» **Data records for software interfaces**
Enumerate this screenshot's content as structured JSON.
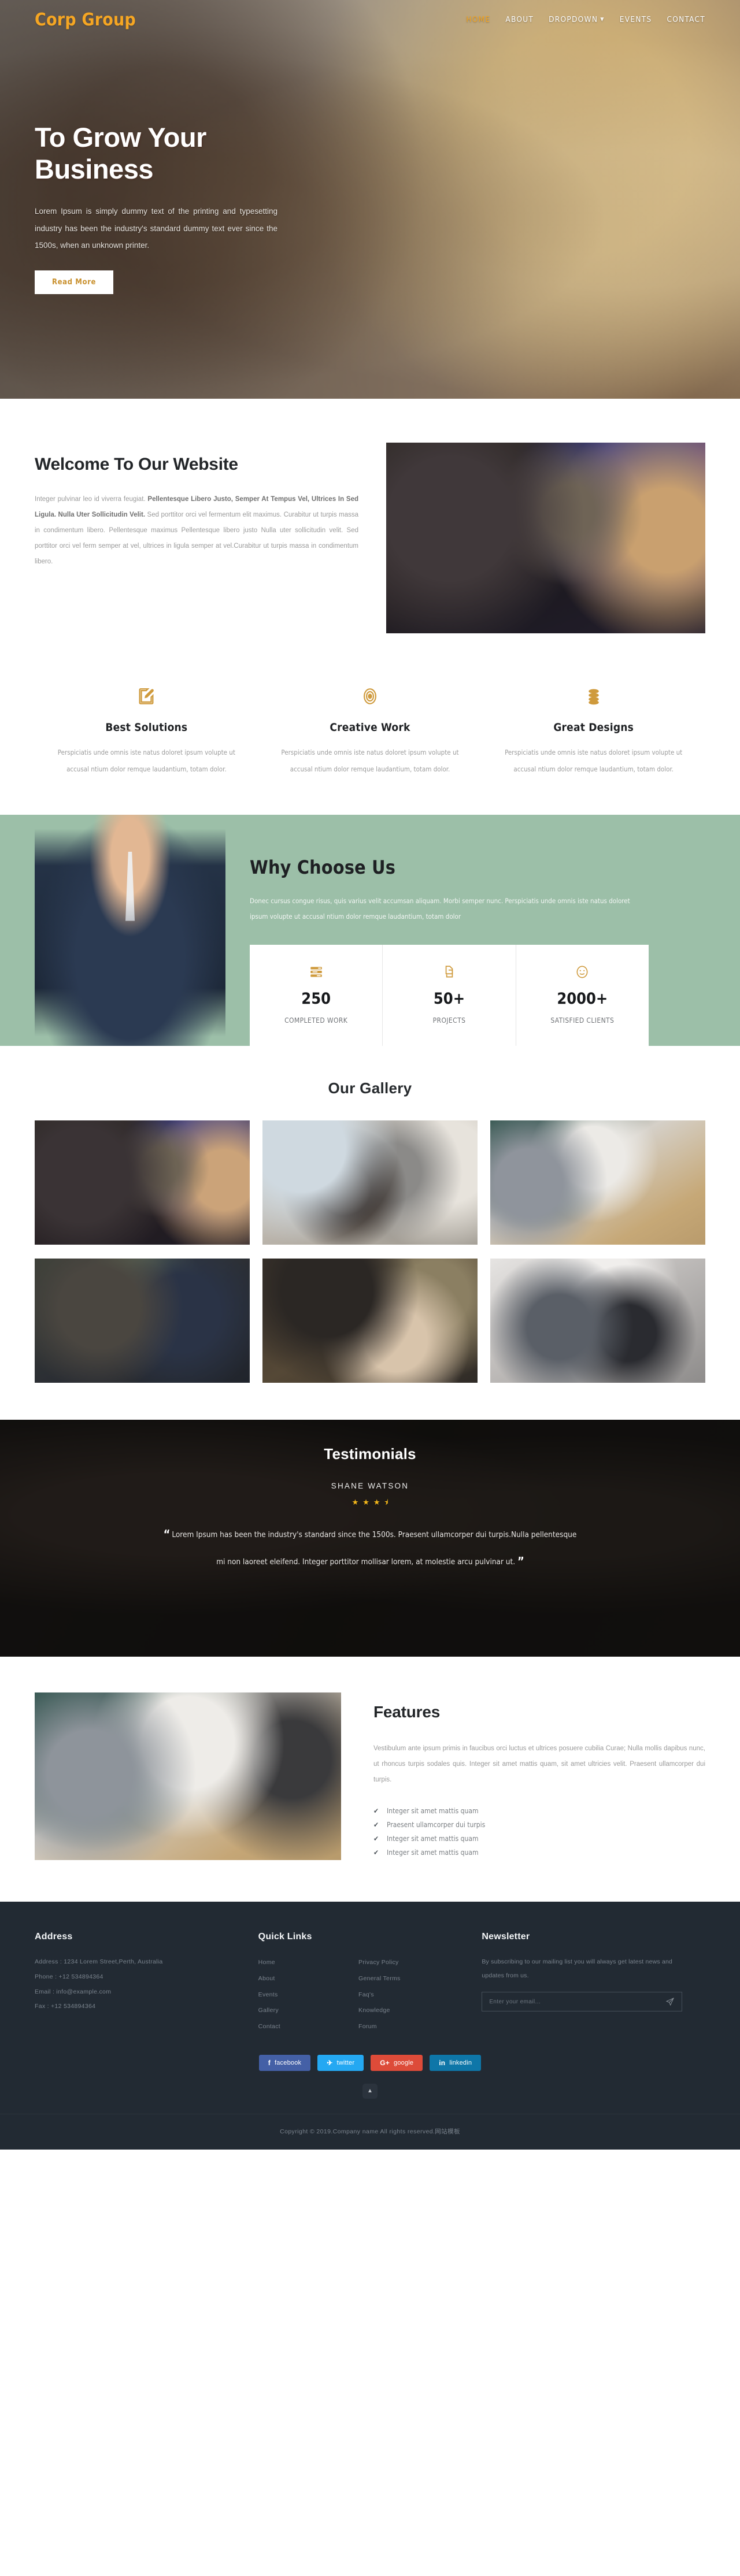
{
  "header": {
    "brand": "Corp Group",
    "nav": [
      {
        "label": "HOME",
        "active": true,
        "caret": false
      },
      {
        "label": "ABOUT",
        "active": false,
        "caret": false
      },
      {
        "label": "DROPDOWN",
        "active": false,
        "caret": true
      },
      {
        "label": "EVENTS",
        "active": false,
        "caret": false
      },
      {
        "label": "CONTACT",
        "active": false,
        "caret": false
      }
    ]
  },
  "hero": {
    "title": "To Grow Your Business",
    "paragraph": "Lorem Ipsum is simply dummy text of the printing and typesetting industry has been the industry's standard dummy text ever since the 1500s, when an unknown printer.",
    "button": "Read More"
  },
  "welcome": {
    "title": "Welcome To Our Website",
    "lead_plain_1": "Integer pulvinar leo id viverra feugiat. ",
    "lead_bold": "Pellentesque Libero Justo, Semper At Tempus Vel, Ultrices In Sed Ligula. Nulla Uter Sollicitudin Velit.",
    "lead_plain_2": " Sed porttitor orci vel fermentum elit maximus. Curabitur ut turpis massa in condimentum libero. Pellentesque maximus Pellentesque libero justo Nulla uter sollicitudin velit. Sed porttitor orci vel ferm semper at vel, ultrices in ligula semper at vel.Curabitur ut turpis massa in condimentum libero."
  },
  "services": [
    {
      "icon": "pencil-square-icon",
      "title": "Best Solutions",
      "text": "Perspiciatis unde omnis iste natus doloret ipsum volupte ut accusal ntium dolor remque laudantium, totam dolor."
    },
    {
      "icon": "bullseye-target-icon",
      "title": "Creative Work",
      "text": "Perspiciatis unde omnis iste natus doloret ipsum volupte ut accusal ntium dolor remque laudantium, totam dolor."
    },
    {
      "icon": "coin-stack-icon",
      "title": "Great Designs",
      "text": "Perspiciatis unde omnis iste natus doloret ipsum volupte ut accusal ntium dolor remque laudantium, totam dolor."
    }
  ],
  "why": {
    "title": "Why Choose Us",
    "text": "Donec cursus congue risus, quis varius velit accumsan aliquam. Morbi semper nunc. Perspiciatis unde omnis iste natus doloret ipsum volupte ut accusal ntium dolor remque laudantium, totam dolor",
    "stats": [
      {
        "icon": "server-bars-icon",
        "number": "250",
        "label": "COMPLETED WORK"
      },
      {
        "icon": "copy-files-icon",
        "number": "50+",
        "label": "PROJECTS"
      },
      {
        "icon": "smiley-face-icon",
        "number": "2000+",
        "label": "SATISFIED CLIENTS"
      }
    ]
  },
  "gallery": {
    "title": "Our Gallery",
    "items": [
      "gallery-photo-cafe-meeting",
      "gallery-photo-team-laptop",
      "gallery-photo-conference-table",
      "gallery-photo-handshake-outdoor",
      "gallery-photo-handshake-desk",
      "gallery-photo-handshake-lobby"
    ]
  },
  "testimonials": {
    "title": "Testimonials",
    "author": "SHANE WATSON",
    "rating": 3.5,
    "stars": [
      "★",
      "★",
      "★",
      "⯨"
    ],
    "quote": "Lorem Ipsum has been the industry's standard since the 1500s. Praesent ullamcorper dui turpis.Nulla pellentesque mi non laoreet eleifend. Integer porttitor mollisar lorem, at molestie arcu pulvinar ut.",
    "quote_open": "“",
    "quote_close": "”"
  },
  "features": {
    "title": "Features",
    "text": "Vestibulum ante ipsum primis in faucibus orci luctus et ultrices posuere cubilia Curae; Nulla mollis dapibus nunc, ut rhoncus turpis sodales quis. Integer sit amet mattis quam, sit amet ultricies velit. Praesent ullamcorper dui turpis.",
    "checklist": [
      "Integer sit amet mattis quam",
      "Praesent ullamcorper dui turpis",
      "Integer sit amet mattis quam",
      "Integer sit amet mattis quam"
    ]
  },
  "footer": {
    "address": {
      "title": "Address",
      "lines": [
        "Address : 1234 Lorem Street,Perth, Australia",
        "Phone : +12 534894364",
        "Email : info@example.com",
        "Fax : +12 534894364"
      ]
    },
    "quick_links": {
      "title": "Quick Links",
      "col1": [
        "Home",
        "About",
        "Events",
        "Gallery",
        "Contact"
      ],
      "col2": [
        "Privacy Policy",
        "General Terms",
        "Faq's",
        "Knowledge",
        "Forum"
      ]
    },
    "newsletter": {
      "title": "Newsletter",
      "text": "By subscribing to our mailing list you will always get latest news and updates from us.",
      "placeholder": "Enter your email...",
      "value": "",
      "send_icon": "paper-plane-icon"
    },
    "socials": [
      {
        "name": "facebook",
        "glyph": "f",
        "color": "#4460a6"
      },
      {
        "name": "twitter",
        "glyph": "✈",
        "color": "#24a8f2"
      },
      {
        "name": "google",
        "glyph": "G+",
        "color": "#dd4b39"
      },
      {
        "name": "linkedin",
        "glyph": "in",
        "color": "#0e76a8"
      }
    ],
    "to_top_icon": "chevron-up-icon",
    "copyright": "Copyright © 2019.Company name All rights reserved.网站模板"
  },
  "colors": {
    "accent": "#f5a623",
    "gold": "#cf9a3c",
    "green": "#9cbfa8",
    "footer_bg": "#222a33"
  }
}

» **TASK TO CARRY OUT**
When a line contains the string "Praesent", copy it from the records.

» **TASK SOLUTION**
    "quote": "Lorem Ipsum has been the industry's standard since the 1500s. Praesent ullamcorper dui turpis.Nulla pellentesque mi non laoreet eleifend. Integer porttitor mollisar lorem, at molestie arcu pulvinar ut.",
    "text": "Vestibulum ante ipsum primis in faucibus orci luctus et ultrices posuere cubilia Curae; Nulla mollis dapibus nunc, ut rhoncus turpis sodales quis. Integer sit amet mattis quam, sit amet ultricies velit. Praesent ullamcorper dui turpis.",
      "Praesent ullamcorper dui turpis",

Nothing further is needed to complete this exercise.